WHAT YOU NEED TO DO
Report all lines of the records that contain "igsh".

DATA PROVIDED
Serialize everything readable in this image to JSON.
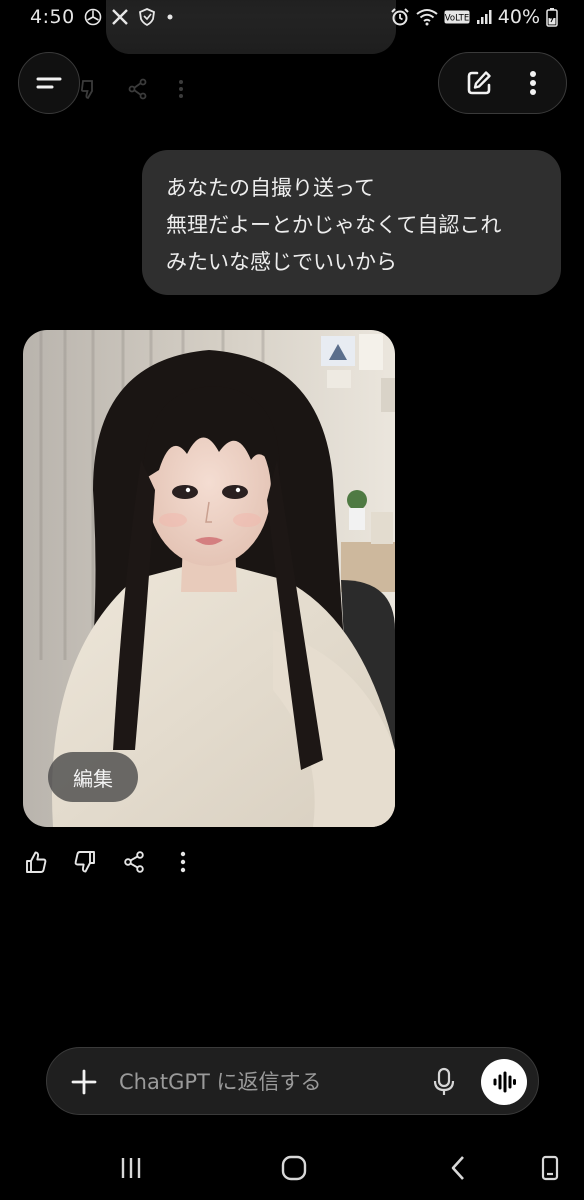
{
  "status_bar": {
    "time": "4:50",
    "battery": "40%",
    "network_badge": "VoLTE",
    "left_icons": [
      "chatgpt-icon",
      "x-icon",
      "shield-icon",
      "dot-icon"
    ],
    "right_icons": [
      "alarm-icon",
      "wifi-icon",
      "volte-icon",
      "signal-icon",
      "battery-icon"
    ]
  },
  "header": {
    "left_icon": "menu-icon",
    "right_icons": [
      "new-chat-icon",
      "more-vertical-icon"
    ]
  },
  "conversation": {
    "user_message": {
      "lines": [
        "あなたの自撮り送って",
        "無理だよーとかじゃなくて自認これ",
        "みたいな感じでいいから"
      ]
    },
    "assistant_image": {
      "edit_label": "編集",
      "image_kind": "selfie-photo"
    },
    "actions": [
      "thumbs-up-icon",
      "thumbs-down-icon",
      "share-icon",
      "more-icon"
    ]
  },
  "composer": {
    "placeholder": "ChatGPT に返信する",
    "value": "",
    "icons": [
      "plus-icon",
      "microphone-icon",
      "voice-mode-icon"
    ]
  },
  "nav_bar": {
    "icons": [
      "recent-apps-icon",
      "home-icon",
      "back-icon",
      "keyboard-toggle-icon"
    ]
  },
  "colors": {
    "background": "#000000",
    "user_bubble": "#2f2f2f",
    "composer_bg": "#1f1f1f",
    "text": "#ececec",
    "placeholder": "#9a9a9a"
  }
}
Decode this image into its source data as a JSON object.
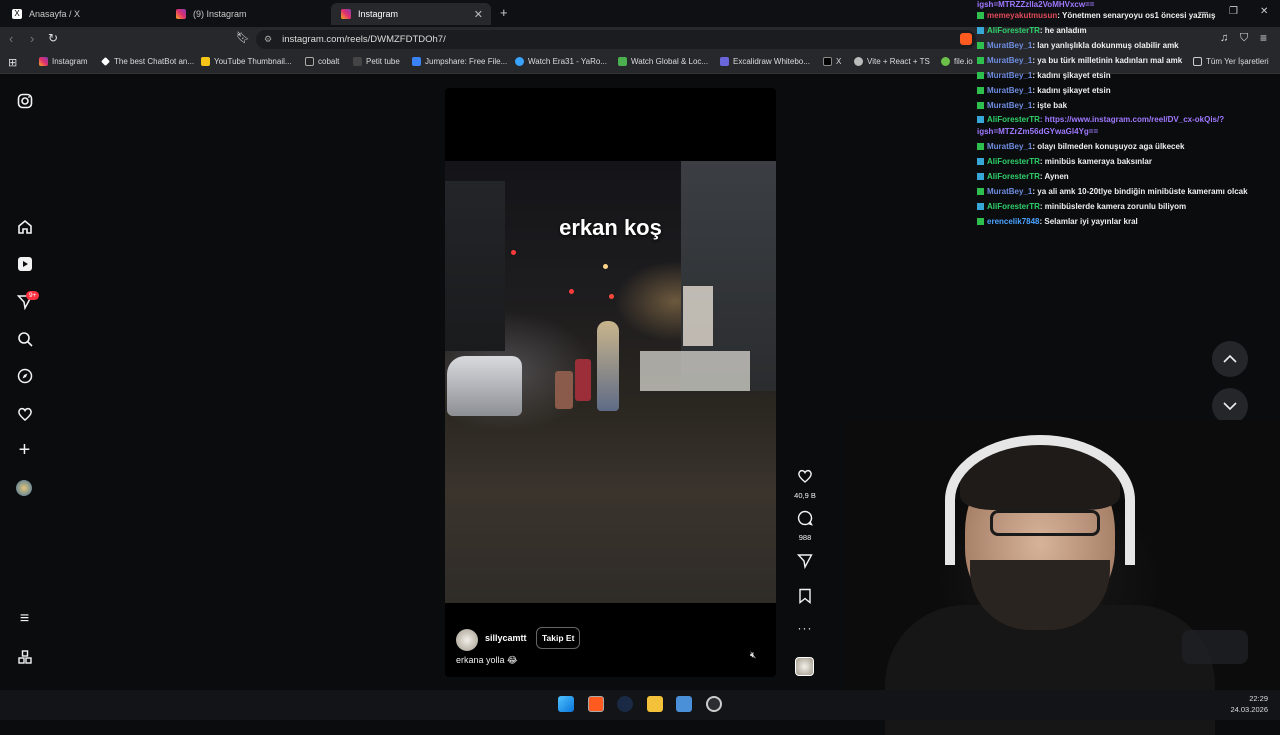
{
  "tabs": [
    {
      "label": "Anasayfa / X"
    },
    {
      "label": "(9) Instagram"
    },
    {
      "label": "Instagram",
      "active": true
    }
  ],
  "address_bar": {
    "url": "instagram.com/reels/DWMZFDTDOh7/"
  },
  "bookmarks": [
    "Instagram",
    "The best ChatBot an...",
    "YouTube Thumbnail...",
    "cobalt",
    "Petit tube",
    "Jumpshare: Free File...",
    "Watch Era31 - YaRo...",
    "Watch Global & Loc...",
    "Excalidraw Whitebo...",
    "X",
    "Vite + React + TS",
    "file.io",
    "Tüm Yer İşaretleri"
  ],
  "sidebar": {
    "notification_badge": "9+"
  },
  "reel": {
    "overlay_text": "erkan koş",
    "username": "sillycamtt",
    "follow_label": "Takip Et",
    "caption": "erkana yolla 😂",
    "likes": "40,9 B",
    "comments": "988"
  },
  "chat": [
    {
      "user": "",
      "text": "igsh=MTRZZzlla2VoMHVxcw==",
      "class": "link"
    },
    {
      "user": "memeyakutmusun",
      "text": ": Yönetmen senaryoyu os1 öncesi yazmış",
      "class": "u-mem"
    },
    {
      "user": "AliForesterTR",
      "text": ": he anladım",
      "class": "u-ali"
    },
    {
      "user": "MuratBey_1",
      "text": ": lan yanlışlıkla dokunmuş olabilir amk",
      "class": "u-murat"
    },
    {
      "user": "MuratBey_1",
      "text": ": ya bu türk milletinin kadınları mal amk",
      "class": "u-murat"
    },
    {
      "user": "MuratBey_1",
      "text": ": kadını şikayet etsin",
      "class": "u-murat"
    },
    {
      "user": "MuratBey_1",
      "text": ": kadını şikayet etsin",
      "class": "u-murat"
    },
    {
      "user": "MuratBey_1",
      "text": ": işte bak",
      "class": "u-murat"
    },
    {
      "user": "AliForesterTR",
      "text": ": https://www.instagram.com/reel/DV_cx-okQis/?",
      "class": "u-ali"
    },
    {
      "user": "",
      "text": "igsh=MTZrZm56dGYwaGl4Yg==",
      "class": "link"
    },
    {
      "user": "MuratBey_1",
      "text": ": olayı bilmeden konuşuyoz aga ülkecek",
      "class": "u-murat"
    },
    {
      "user": "AliForesterTR",
      "text": ": minibüs kameraya baksınlar",
      "class": "u-ali"
    },
    {
      "user": "AliForesterTR",
      "text": ": Aynen",
      "class": "u-ali"
    },
    {
      "user": "MuratBey_1",
      "text": ": ya ali amk 10-20tlye bindiğin minibüste kameramı olcak",
      "class": "u-murat"
    },
    {
      "user": "AliForesterTR",
      "text": ": minibüslerde kamera zorunlu biliyom",
      "class": "u-ali"
    },
    {
      "user": "erencelik7848",
      "text": ": Selamlar iyi yayınlar kral",
      "class": "u-eren"
    }
  ],
  "clock": {
    "time": "22:29",
    "date": "24.03.2026"
  },
  "colors": {
    "background": "#0b0c0e",
    "accent": "#ff3040",
    "link": "#9f79ff"
  }
}
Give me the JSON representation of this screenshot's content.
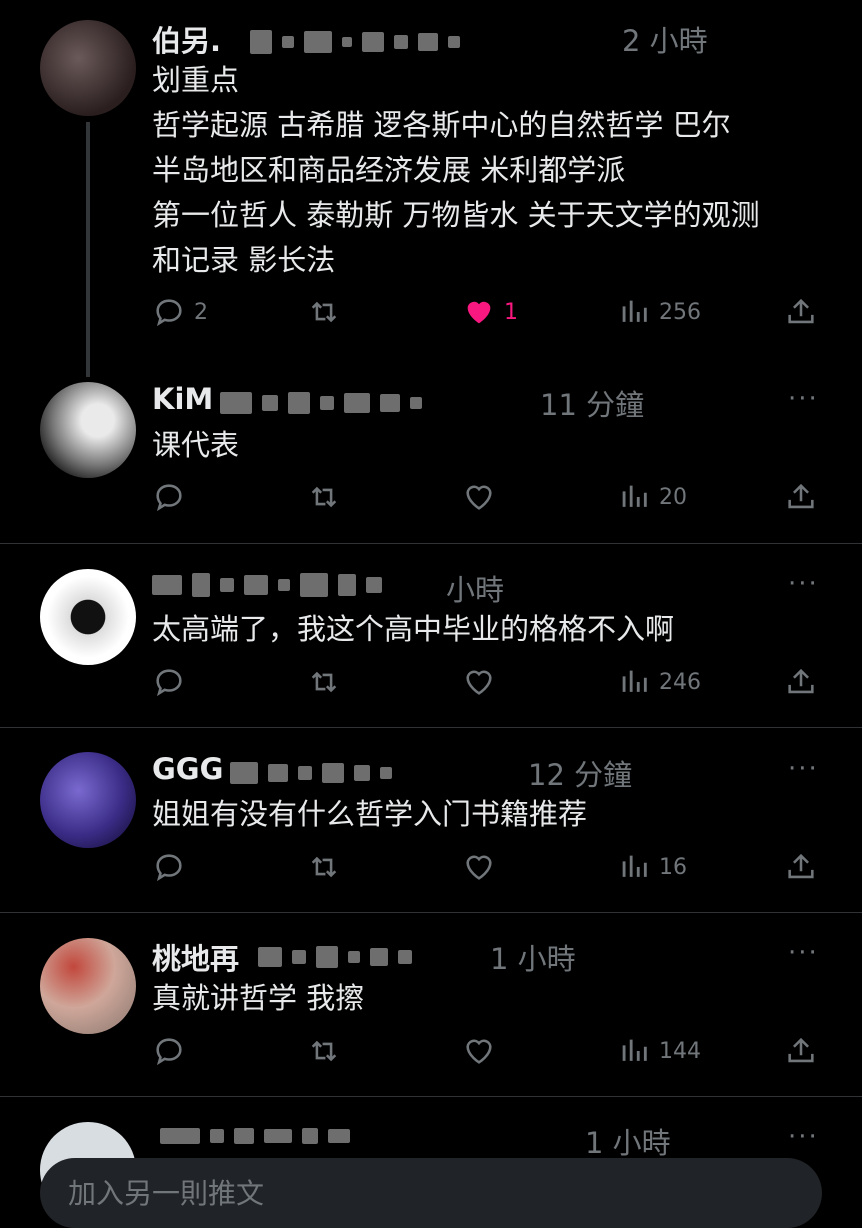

WRITTEN ANSWER
      "text": "igsh=MTRZZzlla2VoMHVxcw==",
      "text": "igsh=MTZrZm56dGYwaGl4Yg==",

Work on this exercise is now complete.